I feel like I’ve talked about Twitter before, but even if I haven’t, the name is pretty straightforward, referring to birdsong, appropriately enough for a platform featuring rapid-fire, short messages.
WhatsApp is also a fairly straightforward pun.
I can’t seem to find a record of how Snapchat’s creators came up with the name, but I can only assume it refers to the speed of communication they want to emphasise (in a snap). In fact, most social media have pretty straightforward names, without interesting stories behind them. LinkedIn for example, is pretty obvious: you’re LINKED IN to other people in your industry. It’s not surprising really. It’s not like these are like regular words, whose form and meaning developed over hundreds of years. Rather, these are business names, designed to be interesting, of course, but also quite straightforward and comprehensible, to make sure that as many people understand what the app/website is and does. It’s therefore unlikely that there’ll be an intriguing etymology behind any of them.
Facebook, though, seems to be the exception to this pattern. If you think about it, it’s not necessarily a logical name. Yes, Facebook does feature faces, lots of them in fact, but they’re hardly its main focus. And it doesn’t really resemble a book at all. If you attended an American university though, there’s a chance you’ve never found the name strange. In some American universities, a face book is a book filled with photographs of students and some limited biographical information. Quite literally face books (which often had online versions), they were meant to help students get to know each other (in Europe the college bar usually suffices for that).
As Harvard lacked an online face book for the entire university, Mark Zuckerberg created The Facebook as an unofficial version. Soon it spread to other universities, the The was dropped, and you probably know the rest. The most unusual thing about the name Facebook though, is the fact that I don’t recall ever actually thinking it was a strange name. I signed up in 2007, but I don’t think I ever thought about the name until 2010. That’s when I saw the film The Social Network, and I believe I learned the origin of the name, which made me aware that I’d never thought about it before.
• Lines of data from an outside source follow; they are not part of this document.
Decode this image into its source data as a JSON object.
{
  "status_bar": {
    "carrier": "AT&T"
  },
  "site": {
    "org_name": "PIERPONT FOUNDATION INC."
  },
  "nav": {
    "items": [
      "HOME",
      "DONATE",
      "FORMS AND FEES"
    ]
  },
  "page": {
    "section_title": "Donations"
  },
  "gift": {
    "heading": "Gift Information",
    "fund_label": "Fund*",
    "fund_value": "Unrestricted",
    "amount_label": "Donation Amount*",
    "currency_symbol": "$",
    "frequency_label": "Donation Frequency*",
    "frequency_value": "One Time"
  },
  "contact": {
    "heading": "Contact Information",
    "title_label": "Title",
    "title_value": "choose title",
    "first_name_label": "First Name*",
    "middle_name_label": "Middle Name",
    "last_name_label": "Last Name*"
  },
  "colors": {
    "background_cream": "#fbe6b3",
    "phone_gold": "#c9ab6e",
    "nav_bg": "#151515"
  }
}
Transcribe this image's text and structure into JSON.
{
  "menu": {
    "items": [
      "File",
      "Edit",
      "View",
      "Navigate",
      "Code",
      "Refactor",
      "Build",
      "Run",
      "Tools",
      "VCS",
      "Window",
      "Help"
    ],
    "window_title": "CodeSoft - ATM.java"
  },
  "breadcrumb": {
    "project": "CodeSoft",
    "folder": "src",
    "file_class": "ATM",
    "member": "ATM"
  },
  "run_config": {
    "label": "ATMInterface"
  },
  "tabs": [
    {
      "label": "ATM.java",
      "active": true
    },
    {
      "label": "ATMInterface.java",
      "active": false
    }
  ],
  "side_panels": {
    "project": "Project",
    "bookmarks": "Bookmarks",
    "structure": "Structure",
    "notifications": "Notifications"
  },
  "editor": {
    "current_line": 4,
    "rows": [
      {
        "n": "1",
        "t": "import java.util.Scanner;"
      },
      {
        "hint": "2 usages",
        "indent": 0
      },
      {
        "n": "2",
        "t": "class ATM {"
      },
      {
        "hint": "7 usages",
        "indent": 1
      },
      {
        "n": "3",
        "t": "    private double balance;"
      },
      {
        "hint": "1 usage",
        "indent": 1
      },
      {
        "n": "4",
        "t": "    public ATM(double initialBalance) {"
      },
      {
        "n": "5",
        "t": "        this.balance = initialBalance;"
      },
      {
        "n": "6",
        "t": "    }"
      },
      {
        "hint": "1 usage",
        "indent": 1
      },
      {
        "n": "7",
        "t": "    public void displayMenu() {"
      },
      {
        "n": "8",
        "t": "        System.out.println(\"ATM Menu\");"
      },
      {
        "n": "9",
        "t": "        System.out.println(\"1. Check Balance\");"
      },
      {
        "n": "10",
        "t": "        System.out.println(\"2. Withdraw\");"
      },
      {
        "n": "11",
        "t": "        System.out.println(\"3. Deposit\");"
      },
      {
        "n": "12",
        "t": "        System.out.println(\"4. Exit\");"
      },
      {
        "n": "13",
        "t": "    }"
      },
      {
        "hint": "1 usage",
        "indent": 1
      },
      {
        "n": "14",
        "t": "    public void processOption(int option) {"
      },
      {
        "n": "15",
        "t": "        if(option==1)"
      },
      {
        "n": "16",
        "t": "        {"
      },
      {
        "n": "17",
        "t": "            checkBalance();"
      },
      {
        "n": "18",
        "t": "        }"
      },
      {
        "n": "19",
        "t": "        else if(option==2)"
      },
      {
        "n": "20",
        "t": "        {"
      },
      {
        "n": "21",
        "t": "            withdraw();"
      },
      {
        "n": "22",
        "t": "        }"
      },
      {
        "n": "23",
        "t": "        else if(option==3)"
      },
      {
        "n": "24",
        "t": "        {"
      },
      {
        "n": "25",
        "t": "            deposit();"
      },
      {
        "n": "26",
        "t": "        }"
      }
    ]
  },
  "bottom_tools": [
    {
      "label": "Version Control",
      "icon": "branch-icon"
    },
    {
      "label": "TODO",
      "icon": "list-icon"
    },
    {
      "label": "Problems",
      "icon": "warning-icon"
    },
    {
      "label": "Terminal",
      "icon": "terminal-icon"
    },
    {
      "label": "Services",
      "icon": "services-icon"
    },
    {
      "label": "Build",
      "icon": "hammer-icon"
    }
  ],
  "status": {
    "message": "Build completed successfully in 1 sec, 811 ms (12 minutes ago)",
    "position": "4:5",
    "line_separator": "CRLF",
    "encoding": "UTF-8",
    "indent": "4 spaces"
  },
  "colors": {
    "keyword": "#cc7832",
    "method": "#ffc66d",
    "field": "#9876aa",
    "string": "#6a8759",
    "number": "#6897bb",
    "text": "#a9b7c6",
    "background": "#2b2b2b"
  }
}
I guess it’s simply because it’s a good name. Even if the two words don’t necessarily logically go together, they’re so common that putting them together doesn’t feel strange. And even more importantly, they’ve got a nice rhythm. Facebook, one stressed syllable, one unstressed. Up, down. And something about the vowel sounds in that order works in a way that Bookface wouldn’t. It bypasses the logical part of the brain that should ask What on earth is a Facebook? and instead goes straight to that primitive part of the brain that responds to certain sounds on an instinctive level. And for all the layers of syntax or grammar that get layered onto a language, that’s basically how languages evolve, and what lies at the heart of them: sounds that we like.